WORK TO COMPLETE: Where a line holds the word "icon", copy it from the records.

Web page and app entries:

----------------------------------------

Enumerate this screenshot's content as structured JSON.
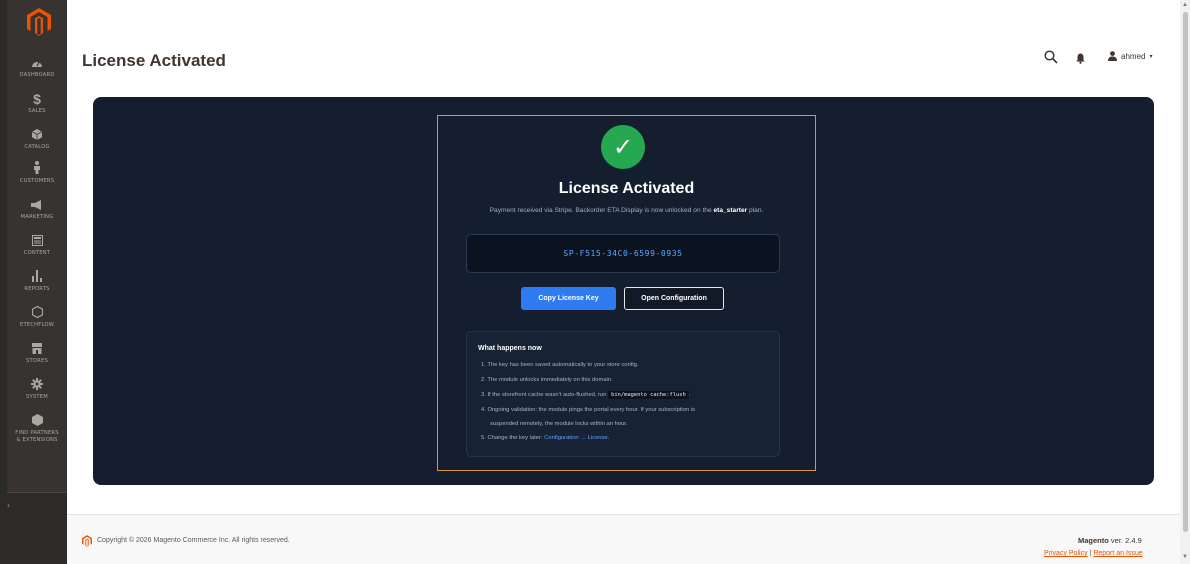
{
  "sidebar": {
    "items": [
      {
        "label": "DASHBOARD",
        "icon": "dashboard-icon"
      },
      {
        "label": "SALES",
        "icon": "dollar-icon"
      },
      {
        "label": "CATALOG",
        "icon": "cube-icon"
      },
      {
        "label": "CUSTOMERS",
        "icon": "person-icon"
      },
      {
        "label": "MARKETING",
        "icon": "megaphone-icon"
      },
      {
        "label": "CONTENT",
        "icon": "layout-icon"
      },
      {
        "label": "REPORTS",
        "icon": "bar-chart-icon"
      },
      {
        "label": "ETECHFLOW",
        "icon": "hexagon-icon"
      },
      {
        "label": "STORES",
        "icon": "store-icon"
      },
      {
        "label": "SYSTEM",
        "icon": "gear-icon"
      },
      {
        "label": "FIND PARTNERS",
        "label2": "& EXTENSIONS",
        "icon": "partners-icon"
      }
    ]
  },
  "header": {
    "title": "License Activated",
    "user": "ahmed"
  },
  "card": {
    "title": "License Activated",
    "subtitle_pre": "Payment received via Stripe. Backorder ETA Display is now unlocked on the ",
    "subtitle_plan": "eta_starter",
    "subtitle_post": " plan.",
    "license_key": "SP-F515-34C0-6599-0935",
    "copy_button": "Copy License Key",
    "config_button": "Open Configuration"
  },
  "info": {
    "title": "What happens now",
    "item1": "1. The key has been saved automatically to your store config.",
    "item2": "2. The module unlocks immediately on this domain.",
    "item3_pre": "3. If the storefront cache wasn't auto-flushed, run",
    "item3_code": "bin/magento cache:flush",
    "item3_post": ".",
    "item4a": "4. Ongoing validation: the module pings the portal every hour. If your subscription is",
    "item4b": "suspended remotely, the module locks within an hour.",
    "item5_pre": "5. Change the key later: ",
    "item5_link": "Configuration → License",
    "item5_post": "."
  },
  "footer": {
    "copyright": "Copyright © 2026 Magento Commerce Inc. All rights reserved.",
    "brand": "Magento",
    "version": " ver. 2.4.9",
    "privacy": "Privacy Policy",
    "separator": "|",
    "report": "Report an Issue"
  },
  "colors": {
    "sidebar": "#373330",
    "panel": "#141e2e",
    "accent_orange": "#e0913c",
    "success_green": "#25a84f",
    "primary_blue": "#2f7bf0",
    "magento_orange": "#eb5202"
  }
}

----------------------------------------

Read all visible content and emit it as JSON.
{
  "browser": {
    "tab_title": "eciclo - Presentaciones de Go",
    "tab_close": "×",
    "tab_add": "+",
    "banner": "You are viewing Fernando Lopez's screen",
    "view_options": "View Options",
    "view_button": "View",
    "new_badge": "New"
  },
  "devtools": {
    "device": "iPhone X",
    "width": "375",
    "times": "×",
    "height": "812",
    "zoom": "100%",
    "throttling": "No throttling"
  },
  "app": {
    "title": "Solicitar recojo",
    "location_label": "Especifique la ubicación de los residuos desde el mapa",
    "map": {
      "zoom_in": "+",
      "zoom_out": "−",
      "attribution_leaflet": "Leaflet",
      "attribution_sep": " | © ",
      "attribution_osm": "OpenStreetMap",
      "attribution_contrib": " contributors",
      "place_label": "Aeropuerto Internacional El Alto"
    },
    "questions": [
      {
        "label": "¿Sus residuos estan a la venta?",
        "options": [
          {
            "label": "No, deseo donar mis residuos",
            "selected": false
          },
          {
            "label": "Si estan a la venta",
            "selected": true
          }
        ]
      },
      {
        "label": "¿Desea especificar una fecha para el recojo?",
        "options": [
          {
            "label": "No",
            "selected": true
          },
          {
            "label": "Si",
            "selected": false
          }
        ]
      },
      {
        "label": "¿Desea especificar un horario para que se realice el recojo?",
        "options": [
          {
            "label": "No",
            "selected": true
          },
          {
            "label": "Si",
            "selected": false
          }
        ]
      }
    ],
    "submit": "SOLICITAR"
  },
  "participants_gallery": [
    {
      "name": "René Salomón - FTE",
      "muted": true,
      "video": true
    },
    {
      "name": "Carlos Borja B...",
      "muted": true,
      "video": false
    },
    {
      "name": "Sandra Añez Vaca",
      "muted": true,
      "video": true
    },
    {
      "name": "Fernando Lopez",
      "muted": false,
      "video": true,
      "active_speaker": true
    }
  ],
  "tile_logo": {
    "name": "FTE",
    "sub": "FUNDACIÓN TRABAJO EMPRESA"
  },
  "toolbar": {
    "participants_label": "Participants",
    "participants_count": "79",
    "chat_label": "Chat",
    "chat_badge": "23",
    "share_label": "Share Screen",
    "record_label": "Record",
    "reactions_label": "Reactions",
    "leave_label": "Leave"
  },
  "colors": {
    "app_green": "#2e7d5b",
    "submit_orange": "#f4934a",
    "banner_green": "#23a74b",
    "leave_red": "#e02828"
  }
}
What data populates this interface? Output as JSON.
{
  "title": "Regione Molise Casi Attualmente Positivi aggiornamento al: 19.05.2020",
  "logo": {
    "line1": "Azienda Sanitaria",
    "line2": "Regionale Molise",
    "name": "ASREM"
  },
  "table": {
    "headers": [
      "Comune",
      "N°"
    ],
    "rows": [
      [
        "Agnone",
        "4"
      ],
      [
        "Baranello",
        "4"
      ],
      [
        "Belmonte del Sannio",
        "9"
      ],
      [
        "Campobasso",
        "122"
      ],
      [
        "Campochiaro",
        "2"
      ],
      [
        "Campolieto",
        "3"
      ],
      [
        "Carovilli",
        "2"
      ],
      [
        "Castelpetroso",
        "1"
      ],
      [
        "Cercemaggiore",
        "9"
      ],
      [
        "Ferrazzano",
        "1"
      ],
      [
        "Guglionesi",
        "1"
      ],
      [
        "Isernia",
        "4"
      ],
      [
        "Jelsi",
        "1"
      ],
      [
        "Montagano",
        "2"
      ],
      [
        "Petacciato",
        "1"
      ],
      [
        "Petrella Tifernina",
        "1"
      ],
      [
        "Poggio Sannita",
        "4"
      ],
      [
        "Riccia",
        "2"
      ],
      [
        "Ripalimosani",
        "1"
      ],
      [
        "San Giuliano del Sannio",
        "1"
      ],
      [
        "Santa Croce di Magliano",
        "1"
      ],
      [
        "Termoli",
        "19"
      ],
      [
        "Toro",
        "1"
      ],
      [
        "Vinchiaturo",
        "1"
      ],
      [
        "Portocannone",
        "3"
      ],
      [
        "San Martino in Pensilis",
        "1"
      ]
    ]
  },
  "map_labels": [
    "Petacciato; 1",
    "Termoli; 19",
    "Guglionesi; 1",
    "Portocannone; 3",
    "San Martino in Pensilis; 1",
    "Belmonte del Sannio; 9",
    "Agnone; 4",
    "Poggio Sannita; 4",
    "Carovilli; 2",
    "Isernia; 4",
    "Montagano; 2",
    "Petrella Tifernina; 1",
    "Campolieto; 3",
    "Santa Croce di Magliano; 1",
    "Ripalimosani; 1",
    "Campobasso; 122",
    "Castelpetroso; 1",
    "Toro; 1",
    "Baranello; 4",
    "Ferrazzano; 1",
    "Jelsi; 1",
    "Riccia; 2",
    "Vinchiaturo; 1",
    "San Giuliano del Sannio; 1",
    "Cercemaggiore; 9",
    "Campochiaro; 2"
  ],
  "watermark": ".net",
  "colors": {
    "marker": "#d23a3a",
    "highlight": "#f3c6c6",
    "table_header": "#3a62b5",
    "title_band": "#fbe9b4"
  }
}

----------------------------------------

OUTPUT OF THE TASK:
        "icon": "dashboard-icon"
        "icon": "dollar-icon"
        "icon": "cube-icon"
        "icon": "person-icon"
        "icon": "megaphone-icon"
        "icon": "layout-icon"
        "icon": "bar-chart-icon"
        "icon": "hexagon-icon"
        "icon": "store-icon"
        "icon": "gear-icon"
        "icon": "partners-icon"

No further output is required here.